The Man Who Fell to Earth review: Bowie and Roeg at the height of their powers
In Nicolas Roeg's sci-fi singularity, David Bowie is perfectly cast as a distant alien, unable to properly connect, who sinks into a moneyed, paranoid abyss
Planets apart: David Bowie and Candy Clark in The Man Who Fell To Earth
Film Title: The Man Who Fell to Earth
Director: Nicolas Roeg
Starring: David Bowie, Rip Torn, Candy Clark, Buck Henry, Bernie Casey
Running Time: 138 min
Let us celebrate those holy moments when complementary talents are brought together in professional harmony. Something like that happened when, in 1968, Mick Jagger and Nic Roeg worked together on Performance. The melding of sensibilities was even greater when, eight years later, Roeg signed David Bowie up for an adaptation of Walter Tevis’s The Man Who Fell to Earth.
The singer could hardly have made his enthusiasm for the finished project any clearer. Images from the picture adorn two of his best LPs: Low and Station to Station. Shortly before Bowie’s death, Lazurus, an adaptation of the film featuring the star’s music, opened to acclaim on Broadway. Jerome Newton, the titular alien, was every bit as important in defining the public Bowie as were any of his onstage personae.
Contemporaneous interviews - revealing a cocaine-fuelled paranoid uncomfortable with the very air – confirm why Roeg felt Bowie might be right for the role. Though a limited actor, he excelled at playing the cold, detached outsider who sits on the action like a thumbprint on glass.
In the course of the film, Newton, whose planet is dying from lack of water, accumulates vast wealth and, unable to properly connect, sinks into the class of moneyed paranoia that characterised Howard Hughes’s last years.
Roeg and Bowie cannot be faulted in their creation of a supreme, durable anti-personality. And the film deserves ironic celebration for being so very much of its time: lens flare, incoherent decadence, a sense of utter cultural exhaustion.

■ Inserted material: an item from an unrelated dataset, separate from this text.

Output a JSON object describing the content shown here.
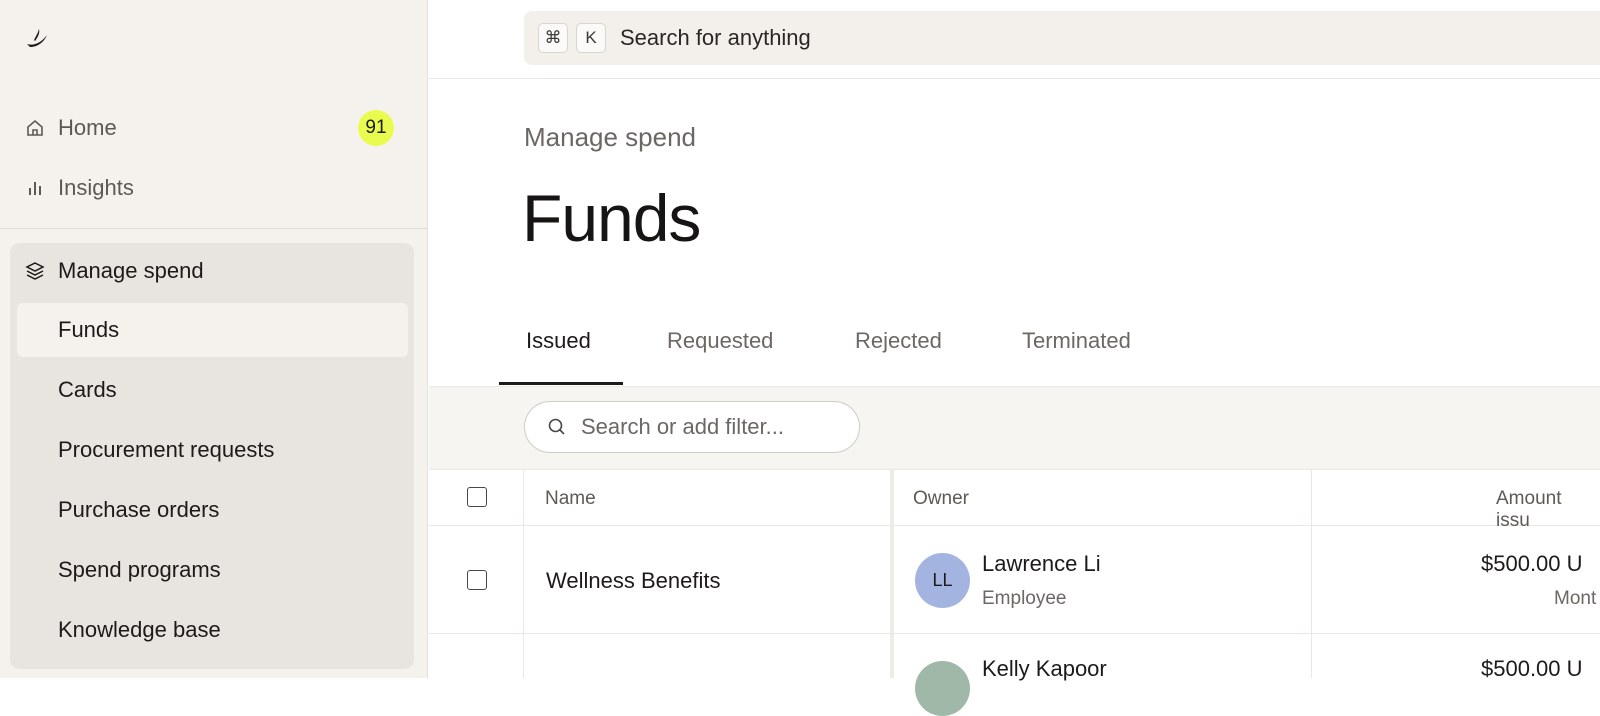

For all that, it fits slightly awkwardly into the director’s high period. Coming between Don’t Look Now, a certain masterpiece, and Bad Timing, a perverse triumph, The Man Who Fell to Earth feels half-formed and ill-edited. It’s a magnificent creation but, rambling to unforgivable length, it screams out for greater order. Might Roeg consider a shorter director’s cut?
Still, the film’s influence remains undeniable. Would we have had Jonathan Glazer’s more economic Under the Skin without The Man Who Fell to Earth? It seems unlikely.